By Kate Davey (Senior Associate) and Paul Welling (Principal Solicitor)
Your company has been served with a subpoena – what happens next?
What is a subpoena?
A subpoena is a legal document issued by a Court at the request of a party to a legal proceeding. It requires a person or a company to produce documents. A subpoena may also be served to compel a person to give evidence at a hearing or trial, but the discussion below focusses on the more common subpoena to produce documents.
Failure to comply with a subpoena is contempt of court.
If a natural person fails to comply with a subpoena, the Court may punish that contempt by imposing a term of imprisonment or a fine (or both). If a company fails to comply, the Court may punish the contempt by sequestration of the company’s assets or a fine (or both).
It is therefore imperative that you act quickly when served with a subpoena and, if necessary, seek legal advice.
Complying with a subpoena
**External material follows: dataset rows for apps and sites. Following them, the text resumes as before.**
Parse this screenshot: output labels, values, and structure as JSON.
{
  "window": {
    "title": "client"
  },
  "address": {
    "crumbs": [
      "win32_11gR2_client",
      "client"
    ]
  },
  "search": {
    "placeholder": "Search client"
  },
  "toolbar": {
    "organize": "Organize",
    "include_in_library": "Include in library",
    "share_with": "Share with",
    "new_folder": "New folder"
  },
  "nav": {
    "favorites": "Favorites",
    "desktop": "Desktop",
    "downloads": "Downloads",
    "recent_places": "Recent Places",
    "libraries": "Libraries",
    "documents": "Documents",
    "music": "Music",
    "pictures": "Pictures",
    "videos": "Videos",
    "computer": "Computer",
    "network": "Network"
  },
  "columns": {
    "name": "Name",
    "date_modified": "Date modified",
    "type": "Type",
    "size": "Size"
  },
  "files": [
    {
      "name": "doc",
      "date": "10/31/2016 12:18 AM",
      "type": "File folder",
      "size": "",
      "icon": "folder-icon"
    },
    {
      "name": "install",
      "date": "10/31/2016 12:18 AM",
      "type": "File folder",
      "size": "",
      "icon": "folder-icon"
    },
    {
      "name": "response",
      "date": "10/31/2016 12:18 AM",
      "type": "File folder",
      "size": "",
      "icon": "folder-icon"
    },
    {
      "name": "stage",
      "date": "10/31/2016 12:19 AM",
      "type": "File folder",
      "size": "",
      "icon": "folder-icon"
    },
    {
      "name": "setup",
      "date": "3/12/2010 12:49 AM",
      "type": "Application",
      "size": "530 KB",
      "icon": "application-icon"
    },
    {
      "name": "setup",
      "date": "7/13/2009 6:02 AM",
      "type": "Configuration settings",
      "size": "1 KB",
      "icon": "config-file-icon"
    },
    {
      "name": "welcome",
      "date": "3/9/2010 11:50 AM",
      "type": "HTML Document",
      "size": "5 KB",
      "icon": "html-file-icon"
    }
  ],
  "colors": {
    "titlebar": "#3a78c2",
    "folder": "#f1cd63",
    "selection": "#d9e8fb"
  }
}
A subpoena should clearly set out the documents which are required to be produced and a date for production of those documents.
If the request contained in the subpoena is broad or vague, you may have the right to apply to have the subpoena set aside – as discussed below.
You do not need to comply with a subpoena unless it is served on or before the day specified in the subpoena as the last day for service. The time for compliance/production can be as short as 5 days from the date on which the subpoena was served. If the subpoena has been served in time but you require more time to collate and prepare the requested documents you should immediately contact the issuing party’s lawyers to seek an extension of time.
If you do not wish to object to the subpoena, you should deliver or send a copy of the subpoena and the requested documents to the address specified in the subpoena (usually the Court registry or similar). Do not send them directly to the party who served the subpoena. The documents should be sent in sufficient time so that they are received on or before the date for production specified in the subpoena.
Unless the subpoena specifically requires the production of original documents, you may produce copies of the documents requested. Those copies may be in the form of a photocopy or in PDF format on a CD or USB.
Objecting to a subpoena
It may be possible to object to producing a document identified in a subpoena (or to that document being inspected by one or more of the parties to the proceeding) on the following bases:
- the subpoena is unclear, vague or too broad;
- the documents are sought for an improper purpose or an ulterior motive (including where the subpoena amounts to a “fishing expedition” by the issuing party in the hope that something relevant is produced);
- if compliance would place an undue or oppressive burden on you (for example where a large number of documents are sought which will take significant time and expense to collate);
- the requested documents contain material that would expose you to the risk of criminal charge or penalty; and/or
- the documents requested are subject to legal professional privilege (that is, they are confidential communications between a solicitor and a client for the dominant purpose of providing legal advice or for use in existing or anticipated litigation).
If you consider that any of the above grounds might exist, legal advice should be sought. It may be possible to reach an agreement with the issuing party whereby the subpoena is withdrawn or the categories of documents sought are narrowed or varied.
However, if no agreement can be reached you must notify the Court in writing of your objection and the grounds of that objection before the date for production specified in the subpoena.
Confidential documents/documents which are subject to a claim for legal professional privilege
Mere confidentiality will usually not provide sufficient grounds to object to production.
This is because an implied undertaking exists in legal proceedings not to use any confidential information obtained via a subpoena for a collateral or ulterior purpose unrelated to the subject proceeding.
If you consider that any of the documents being produced are confidential or may be subject to legal professional privilege, these documents should be placed into a separate sealed envelope marked as “Confidential and/or Privileged – not to be opened except by Court order” when they are produced.
Expenses of compliance
The Court has the power to order the issuing party to pay the amount of any reasonable losses or expenses which you incur in complying with the subpoena. Keep a record of time spent in searching for and collating documents as well as photocopying costs, postage and other related expenses. If you engage lawyers to provide advice, some of those costs may also be recoverable.
What if we do nothing?
As noted above, failure to comply with a subpoena is contempt of court and can have very serious consequences.
If your company has been served with a subpoena, it is crucial that you act immediately. We can assist you through every step of the process including compliance, objections and making a claim for legal professional privilege. Contact us for an obligation free discussion.